DATA SUPPLIED:
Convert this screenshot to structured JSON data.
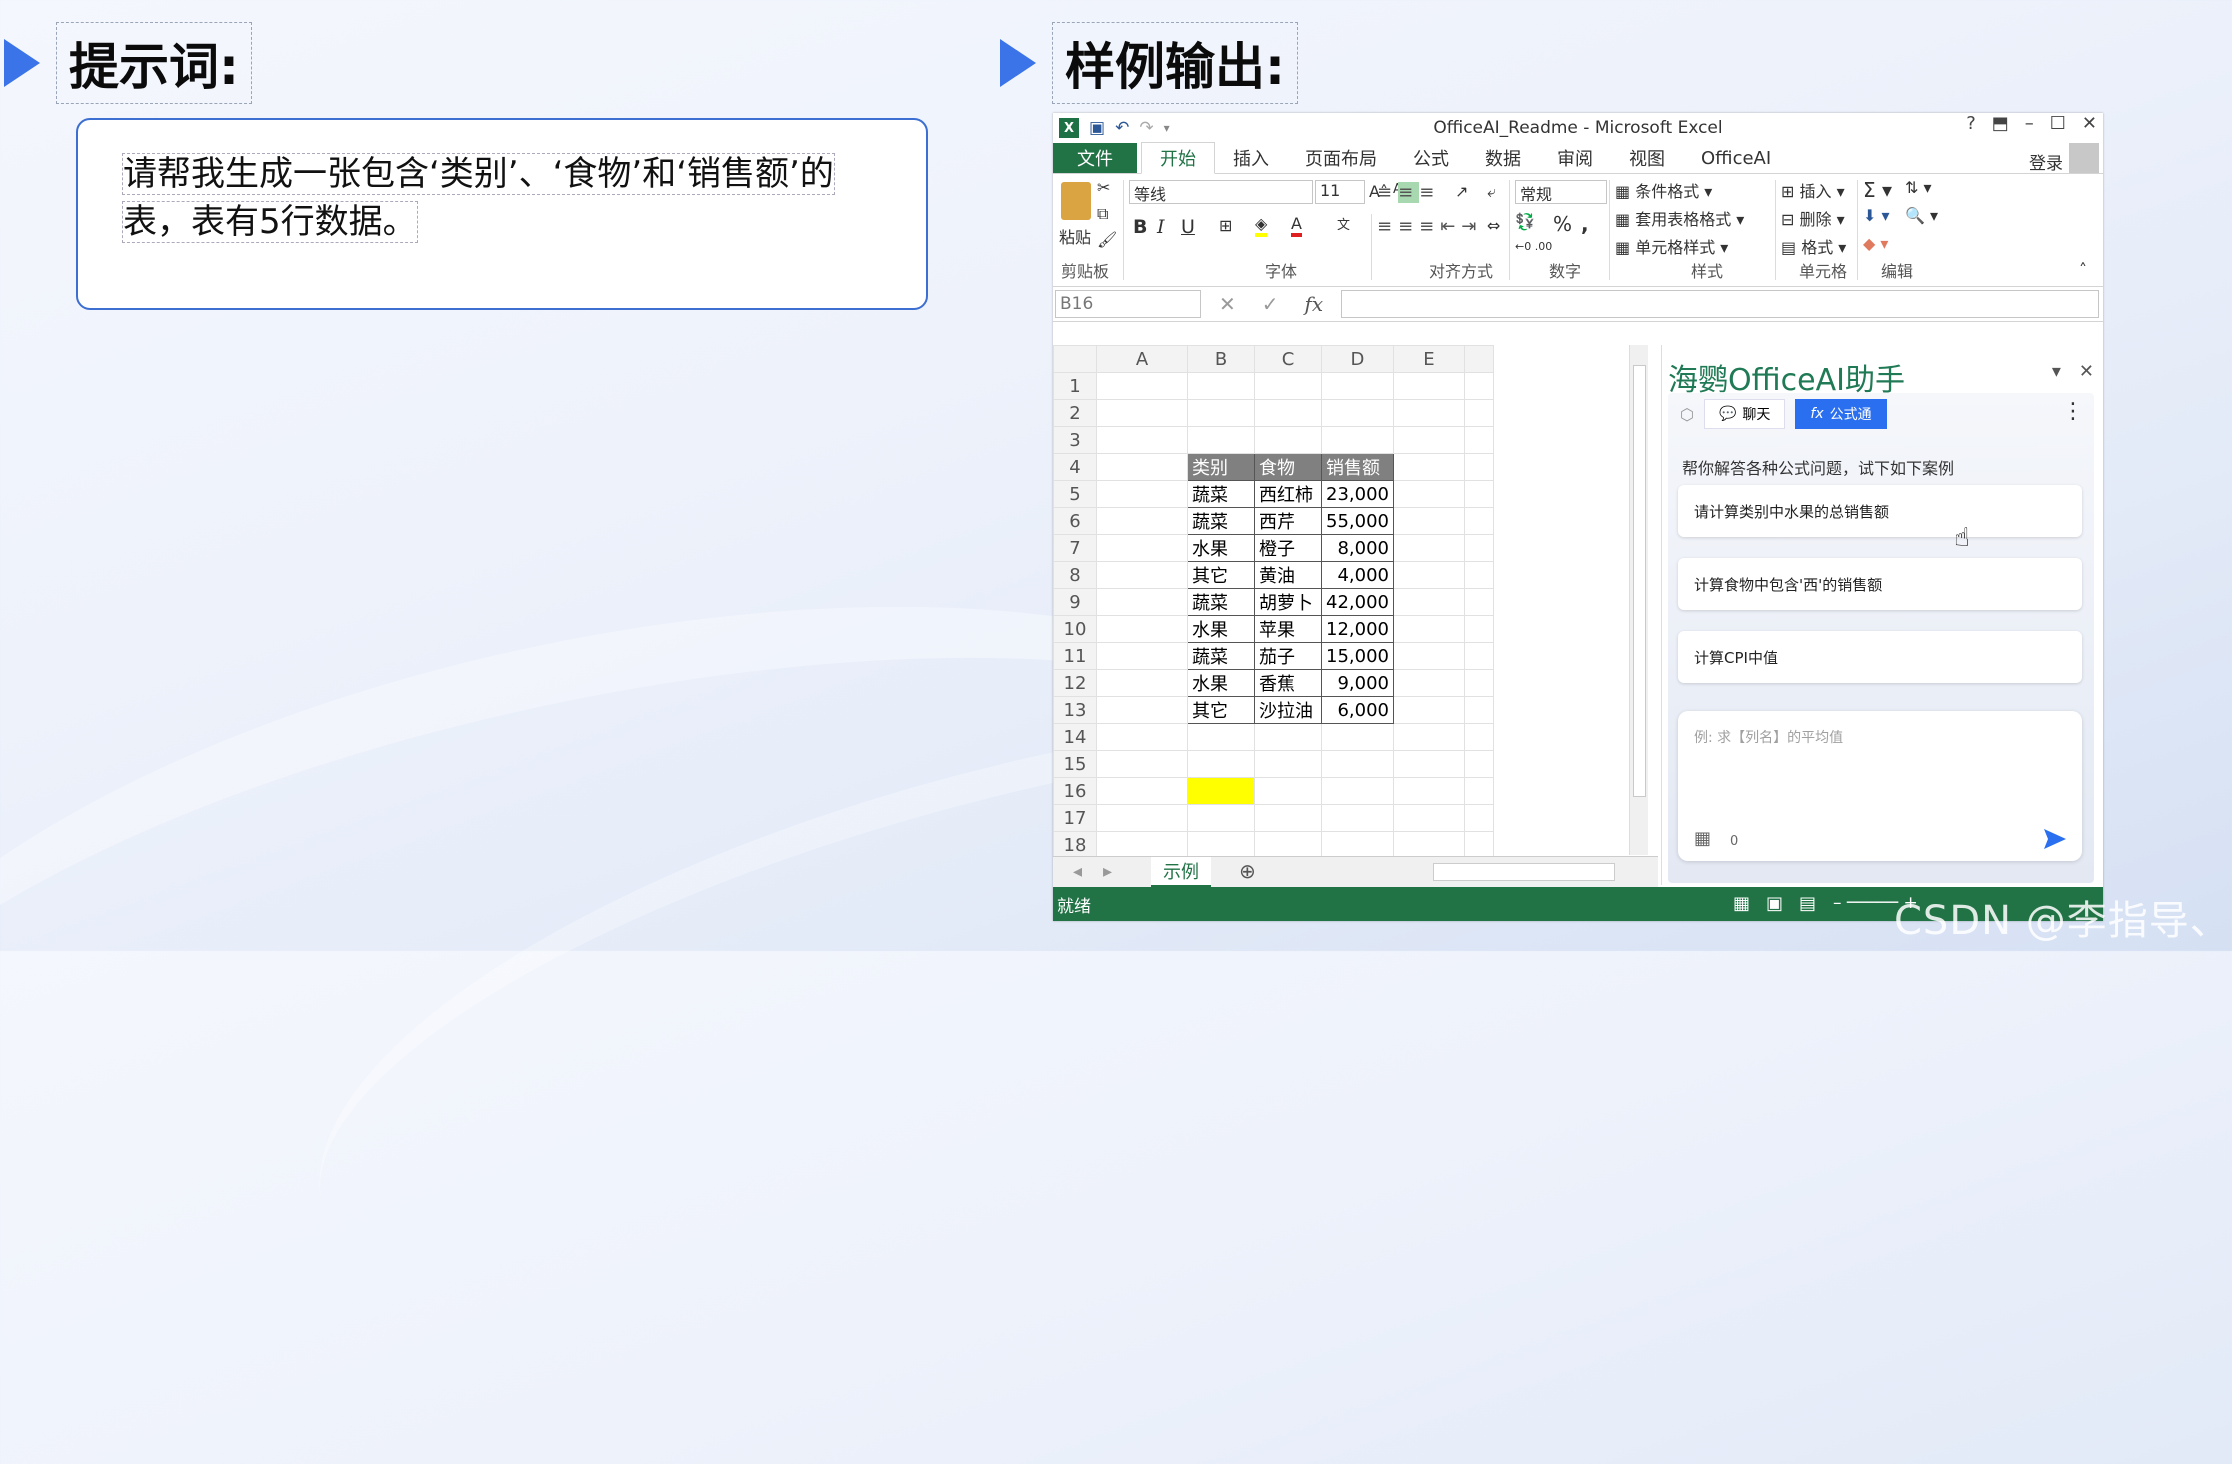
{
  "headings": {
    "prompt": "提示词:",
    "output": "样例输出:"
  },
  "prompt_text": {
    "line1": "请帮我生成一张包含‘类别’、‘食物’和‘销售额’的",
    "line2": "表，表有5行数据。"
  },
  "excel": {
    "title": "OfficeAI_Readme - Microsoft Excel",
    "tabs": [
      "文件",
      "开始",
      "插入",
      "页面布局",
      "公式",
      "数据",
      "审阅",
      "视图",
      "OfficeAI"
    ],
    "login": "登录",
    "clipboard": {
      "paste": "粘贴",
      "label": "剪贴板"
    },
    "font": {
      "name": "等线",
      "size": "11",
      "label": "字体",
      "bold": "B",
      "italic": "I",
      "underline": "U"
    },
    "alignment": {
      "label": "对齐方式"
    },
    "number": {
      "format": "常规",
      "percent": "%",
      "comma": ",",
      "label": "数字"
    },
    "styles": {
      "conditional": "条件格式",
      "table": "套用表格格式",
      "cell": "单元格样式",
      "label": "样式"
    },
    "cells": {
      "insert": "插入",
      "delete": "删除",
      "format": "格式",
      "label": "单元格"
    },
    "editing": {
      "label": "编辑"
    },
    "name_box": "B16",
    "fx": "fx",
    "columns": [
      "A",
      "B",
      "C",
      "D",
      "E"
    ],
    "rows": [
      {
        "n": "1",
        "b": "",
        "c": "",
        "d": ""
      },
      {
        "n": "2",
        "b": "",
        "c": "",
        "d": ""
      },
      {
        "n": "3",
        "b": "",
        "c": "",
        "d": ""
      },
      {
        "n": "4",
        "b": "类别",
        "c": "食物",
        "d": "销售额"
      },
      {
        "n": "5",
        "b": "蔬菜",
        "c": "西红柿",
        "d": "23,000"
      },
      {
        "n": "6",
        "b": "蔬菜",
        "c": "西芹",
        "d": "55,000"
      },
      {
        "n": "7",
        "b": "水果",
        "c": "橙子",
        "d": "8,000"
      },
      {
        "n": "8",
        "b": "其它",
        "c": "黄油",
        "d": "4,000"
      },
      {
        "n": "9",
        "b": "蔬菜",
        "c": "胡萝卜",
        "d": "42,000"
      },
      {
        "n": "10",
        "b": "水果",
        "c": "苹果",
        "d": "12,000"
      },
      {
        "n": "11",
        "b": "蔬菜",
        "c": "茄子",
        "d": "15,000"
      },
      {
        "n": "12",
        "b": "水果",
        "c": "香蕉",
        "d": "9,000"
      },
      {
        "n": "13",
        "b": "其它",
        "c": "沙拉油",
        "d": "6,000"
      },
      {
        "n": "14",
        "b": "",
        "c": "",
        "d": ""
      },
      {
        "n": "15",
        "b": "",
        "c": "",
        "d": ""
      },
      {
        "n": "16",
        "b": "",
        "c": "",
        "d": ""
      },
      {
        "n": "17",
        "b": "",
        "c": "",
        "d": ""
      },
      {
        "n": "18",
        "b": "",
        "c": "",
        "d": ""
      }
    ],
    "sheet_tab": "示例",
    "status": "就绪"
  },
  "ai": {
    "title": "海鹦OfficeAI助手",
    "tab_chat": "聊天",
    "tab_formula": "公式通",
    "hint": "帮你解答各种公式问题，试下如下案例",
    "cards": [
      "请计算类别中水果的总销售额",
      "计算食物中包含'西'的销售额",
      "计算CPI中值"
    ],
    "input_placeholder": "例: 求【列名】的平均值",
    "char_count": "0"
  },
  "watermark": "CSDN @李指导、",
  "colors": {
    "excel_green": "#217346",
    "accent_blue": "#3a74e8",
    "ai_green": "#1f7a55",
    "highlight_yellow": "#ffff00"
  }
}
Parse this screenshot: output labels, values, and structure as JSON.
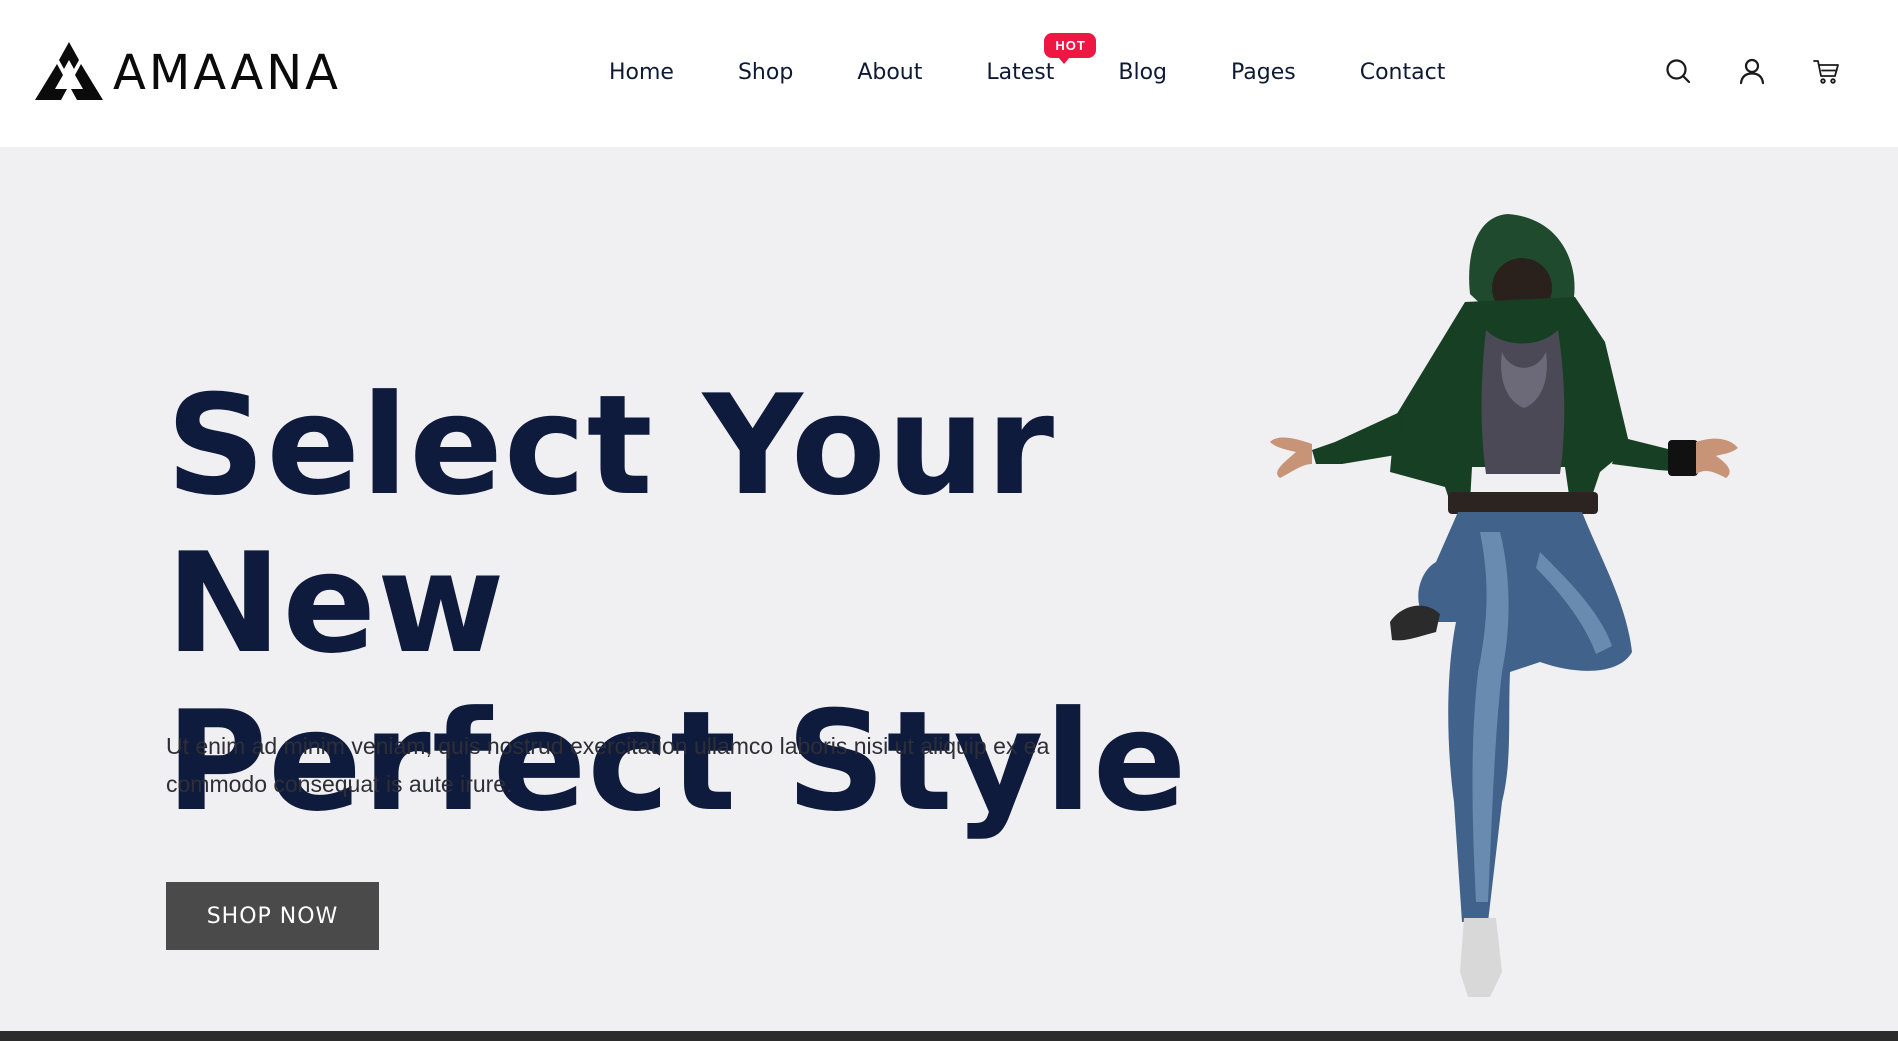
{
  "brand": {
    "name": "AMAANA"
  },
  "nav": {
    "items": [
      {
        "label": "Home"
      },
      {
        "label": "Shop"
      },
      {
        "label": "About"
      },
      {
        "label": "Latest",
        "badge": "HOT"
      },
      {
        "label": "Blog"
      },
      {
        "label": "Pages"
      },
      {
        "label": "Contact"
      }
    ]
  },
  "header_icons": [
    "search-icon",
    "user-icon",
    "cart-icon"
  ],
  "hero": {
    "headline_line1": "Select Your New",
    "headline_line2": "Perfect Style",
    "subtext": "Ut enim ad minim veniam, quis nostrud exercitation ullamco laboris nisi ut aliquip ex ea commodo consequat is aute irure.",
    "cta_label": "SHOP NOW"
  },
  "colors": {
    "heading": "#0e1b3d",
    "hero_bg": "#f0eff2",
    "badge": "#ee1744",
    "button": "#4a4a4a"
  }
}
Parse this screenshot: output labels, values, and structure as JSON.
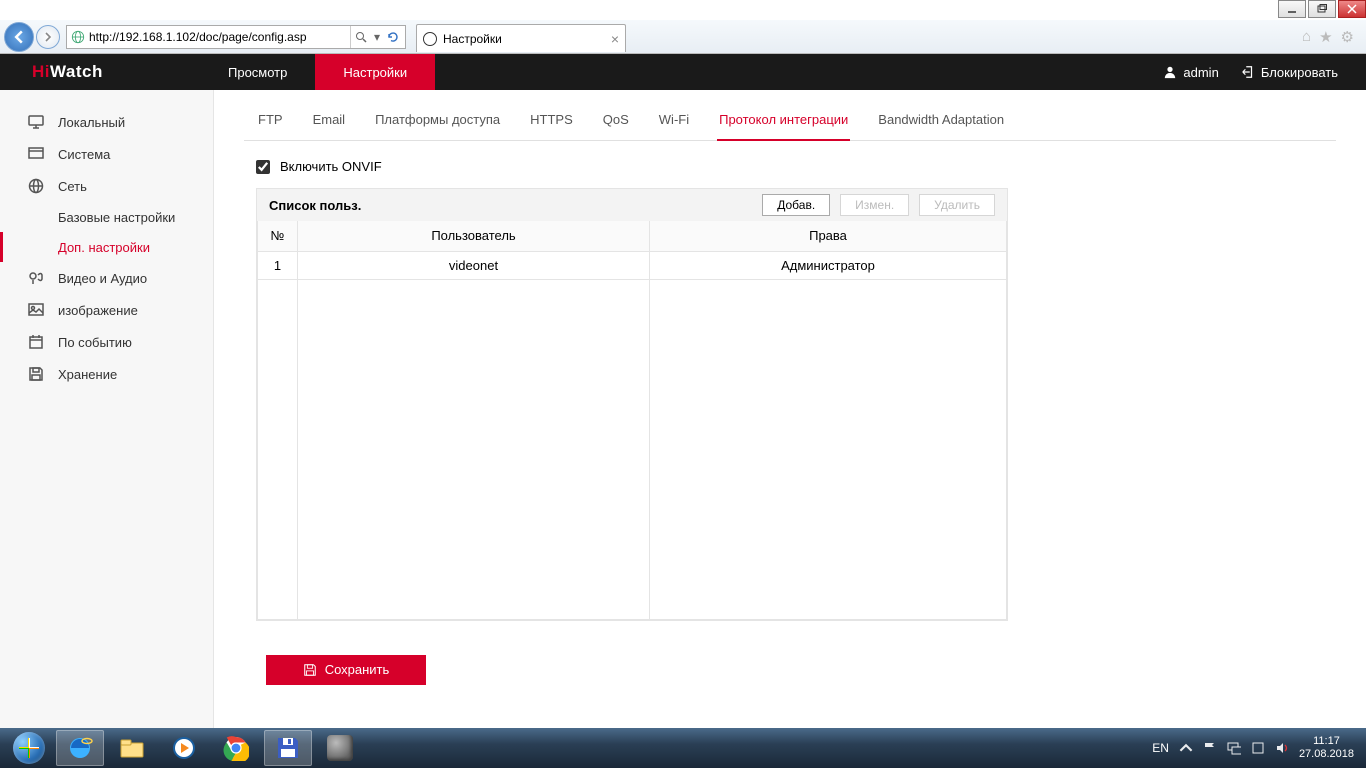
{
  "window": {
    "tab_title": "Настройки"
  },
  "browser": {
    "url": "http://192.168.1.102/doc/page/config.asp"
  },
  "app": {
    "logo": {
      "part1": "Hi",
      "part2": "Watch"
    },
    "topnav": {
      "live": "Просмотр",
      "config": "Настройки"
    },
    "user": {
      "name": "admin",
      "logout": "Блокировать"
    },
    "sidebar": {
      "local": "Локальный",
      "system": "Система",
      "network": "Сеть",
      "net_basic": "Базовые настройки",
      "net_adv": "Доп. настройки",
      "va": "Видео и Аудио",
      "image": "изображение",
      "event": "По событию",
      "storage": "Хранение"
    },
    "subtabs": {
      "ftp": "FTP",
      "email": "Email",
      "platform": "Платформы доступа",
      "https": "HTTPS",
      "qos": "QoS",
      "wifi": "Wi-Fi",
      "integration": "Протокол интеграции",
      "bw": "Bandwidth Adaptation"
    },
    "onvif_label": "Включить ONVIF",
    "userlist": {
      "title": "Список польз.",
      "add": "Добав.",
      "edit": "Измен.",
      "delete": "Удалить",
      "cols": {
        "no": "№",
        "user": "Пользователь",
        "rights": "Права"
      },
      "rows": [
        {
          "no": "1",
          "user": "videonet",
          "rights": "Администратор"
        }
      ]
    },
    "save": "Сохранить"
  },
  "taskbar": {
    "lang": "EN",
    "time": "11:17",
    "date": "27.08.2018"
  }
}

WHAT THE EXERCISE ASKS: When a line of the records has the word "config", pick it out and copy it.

RESPONSE AREA:
    "url": "http://192.168.1.102/doc/page/config.asp"
      "config": "Настройки"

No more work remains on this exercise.